Baseball manager Joe Torre may be known for his wins with the Yankees, but he's also working hard to defeat domestic violence. Joe's father abused his mother, and while he kept his experience to himself for most of his life, in 2002, he decided to start his own foundation Safe at Home. He and his wife Ali operate safe places in schools — called "Margaret's Place" — for young students to go and talk to each other or a trained professional about problems at home. Before National Domestic Violence Awareness Month comes to an end, I chatted with Ali about the work she's doing to help end abuse at home. Read my interview below.
TrèsSugar: What's the importance of focusing on young people?
Ali Torre: For every one woman that goes into the shelter, two or three children go with her. When we first started the foundation, we did a lot of research into what was being done out and there were not a lot of children programs out there. And we felt that was needed to end the cycle of violence. We decided that schools would be the way to go. Since 2005, we've opened in 10 schools. We focus on children that deal directly with domestic violence in their homes. We provide master-levels counselors to help comfort the kids, be there for the kids, and help develop research about how domestic violence effects children so we can be a leader in the field.
It's called Margaret's Place in honor of Joe's mother. And another reason we chose education was because his mother, who was a victim of domestic violence, always wanted to be a teacher. And we felt this would be a great way to honor her. Her life was dedicated to her children, and education was a big priority for her. Our mission is to really tell children that it's not their fault, that they're not alone, and we're there if they want our help.
TS: Can you tell me more about Joe's experience?
AT: Joe has had a very successful career baseball wise, but has struggled personally with self-esteem and self-worth. He hasn't had your ideal perfect life. He hid in baseball and kept all this shame and embarrassment to himself for many, many years. It did have an effect on his life. He had two failed marriages. We've struggled personally over the years. It's not always related to domestic, but I think if he looks back it definitely impacts your life. Getting help, reaching out and being able to talk about it, that's the first step. Like he said, it helped him connect the dots. He was missing some things in his life and didn't feel so great about himself and some of the choices he made. And he's not blaming anybody, he's just understanding it.
TS: What is the message you try to send young people?
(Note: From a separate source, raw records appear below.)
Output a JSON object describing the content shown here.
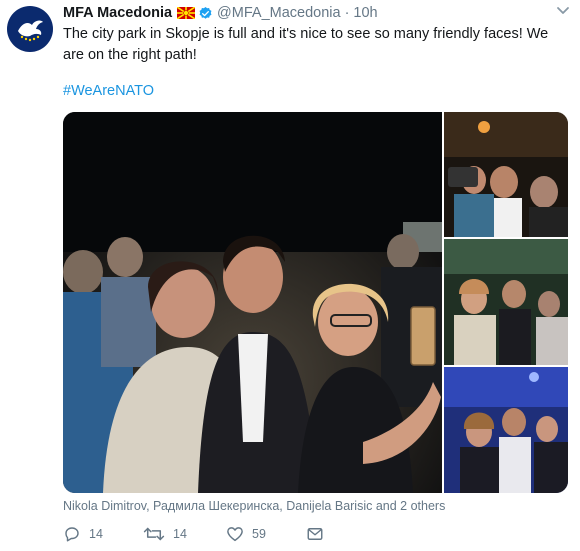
{
  "account": {
    "name": "MFA Macedonia",
    "handle": "@MFA_Macedonia",
    "separator": "·",
    "time": "10h",
    "avatar_icon": "mfa-dove-logo",
    "flag_icon": "macedonia-flag"
  },
  "tweet": {
    "text": "The city park in Skopje is full and it's nice to see so many friendly faces! We are on the right path!",
    "hashtag": "#WeAreNATO"
  },
  "media": {
    "tagged_people": "Nikola Dimitrov, Радмила Шекеринска, Danijela Barisic and 2 others"
  },
  "actions": {
    "reply_count": "14",
    "retweet_count": "14",
    "like_count": "59"
  },
  "colors": {
    "link": "#1b95e0",
    "secondary_text": "#657786",
    "verified": "#1da1f2",
    "avatar_bg": "#0b2a6e"
  }
}
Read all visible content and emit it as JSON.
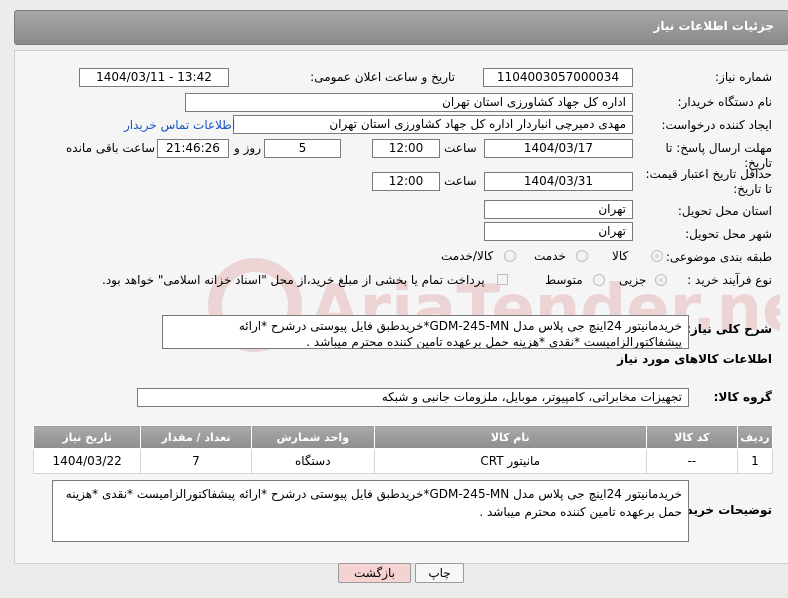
{
  "header": {
    "title": "جزئیات اطلاعات نیاز"
  },
  "labels": {
    "need_number": "شماره نیاز:",
    "announce_datetime": "تاریخ و ساعت اعلان عمومی:",
    "buyer_org": "نام دستگاه خریدار:",
    "requester": "ایجاد کننده درخواست:",
    "reply_deadline": "مهلت ارسال پاسخ: تا تاریخ:",
    "price_validity": "حداقل تاریخ اعتبار قیمت: تا تاریخ:",
    "delivery_province": "استان محل تحویل:",
    "delivery_city": "شهر محل تحویل:",
    "category": "طبقه بندی موضوعی:",
    "process_type": "نوع فرآیند خرید :",
    "time_word": "ساعت",
    "day_word": "روز و",
    "remaining": "ساعت باقی مانده",
    "need_desc": "شرح کلی نیاز:",
    "goods_info": "اطلاعات کالاهای مورد نیاز",
    "goods_group": "گروه کالا:",
    "buyer_notes": "توضیحات خریدار:"
  },
  "fields": {
    "need_number": "1104003057000034",
    "announce_datetime": "1404/03/11 - 13:42",
    "buyer_org": "اداره کل جهاد کشاورزی استان تهران",
    "requester": "مهدی  دمیرچی انباردار اداره کل جهاد کشاورزی استان تهران",
    "contact_link": "اطلاعات تماس خریدار",
    "reply_date": "1404/03/17",
    "reply_time": "12:00",
    "days": "5",
    "remaining_time": "21:46:26",
    "validity_date": "1404/03/31",
    "validity_time": "12:00",
    "province": "تهران",
    "city": "تهران"
  },
  "category_options": [
    {
      "label": "کالا",
      "selected": true
    },
    {
      "label": "خدمت",
      "selected": false
    },
    {
      "label": "کالا/خدمت",
      "selected": false
    }
  ],
  "process_options": [
    {
      "label": "جزیی",
      "selected": true
    },
    {
      "label": "متوسط",
      "selected": false
    }
  ],
  "payment_note": "پرداخت تمام یا بخشی از مبلغ خرید،از محل \"اسناد خزانه اسلامی\" خواهد بود.",
  "need_description": "خریدمانیتور 24اینچ جی پلاس مدل GDM-245-MN*خریدطبق فایل پیوستی درشرح *ارائه پیشفاکتورالزامیست *نقدی *هزینه حمل برعهده تامین کننده محترم میباشد .",
  "goods_group": "تجهیزات مخابراتی، کامپیوتر، موبایل، ملزومات جانبی و شبکه",
  "table": {
    "headers": [
      "ردیف",
      "کد کالا",
      "نام کالا",
      "واحد شمارش",
      "تعداد / مقدار",
      "تاریخ نیاز"
    ],
    "rows": [
      [
        "1",
        "--",
        "مانیتور CRT",
        "دستگاه",
        "7",
        "1404/03/22"
      ]
    ]
  },
  "buyer_notes": "خریدمانیتور 24اینچ جی پلاس مدل GDM-245-MN*خریدطبق فایل پیوستی درشرح *ارائه پیشفاکتورالزامیست *نقدی *هزینه حمل برعهده تامین کننده محترم میباشد .",
  "buttons": {
    "print": "چاپ",
    "back": "بازگشت"
  },
  "watermark_text": "AriaTender.neT",
  "colors": {
    "header": "#999999",
    "link": "#1a56c4",
    "back_button": "#f6d3d3"
  }
}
AT: You really have to define the problem to both children and adults. We find that so many young people don't even know what respect is because they're living in an environment of domestic violence, or gang violence, or bullying, or cyber bullying. Our goal is to get the word out and teach young people about the basics of respect and what a healthy relationship is. And we give them the information that they need. For example, we teach them how a perpetrator would operate — sometimes it's very subtle, like a boyfriend who would be texting his girlfriend all the time, and telling her that she cannot be with her friends, and kind of isolating her. That can be the beginning stages and sometimes it's so subtle that a victim really does not know that they're being surrounded and sucked in.
Another big thing is the deescalation of anger. Anger management is very important in school to prevent a potential perpetrator by intervening when you see a child who is acting out in school, who is getting in fights, who's not being a successful student. Our philosophy is that before you punish them or suspend them, why not have someone listen to them and find out what's going on in their lives. I would say so many times it's because they're dealing with some sort of domestic violence in their lives. Either witnessing it, or experience child abuse, or bullying.
TS: What's the most frustrating thing about being an activist in this field?
AT: There's a large level of denial. Even with the victim, and the victim's family, and the perpetrator. For example, when police go to intervene in a domestic violence situation, generally it's six or seven times before the victim gets help and it's usually after the perpetrator goes after the children. So that's the most frustrating. And also, in my mind, I wonder how do innocent children grow up to become perpetrators of abuse?
TS: In addition to working with kids, what can we do on a larger scale?
AT: There needs to be a national awareness campaign, and not just over six months. It needs to be planned out over a period of five to 10 years. It's a behavioral change, similar to wearing seat belts or a non-smoking campaign. My dream is to really collaborate with organizations and create that campaign and have it implemented over the next five of 10 years. And I was in a meeting with the Justice Department today and they agree. We need to make it a national health issue, and one of justice and safety.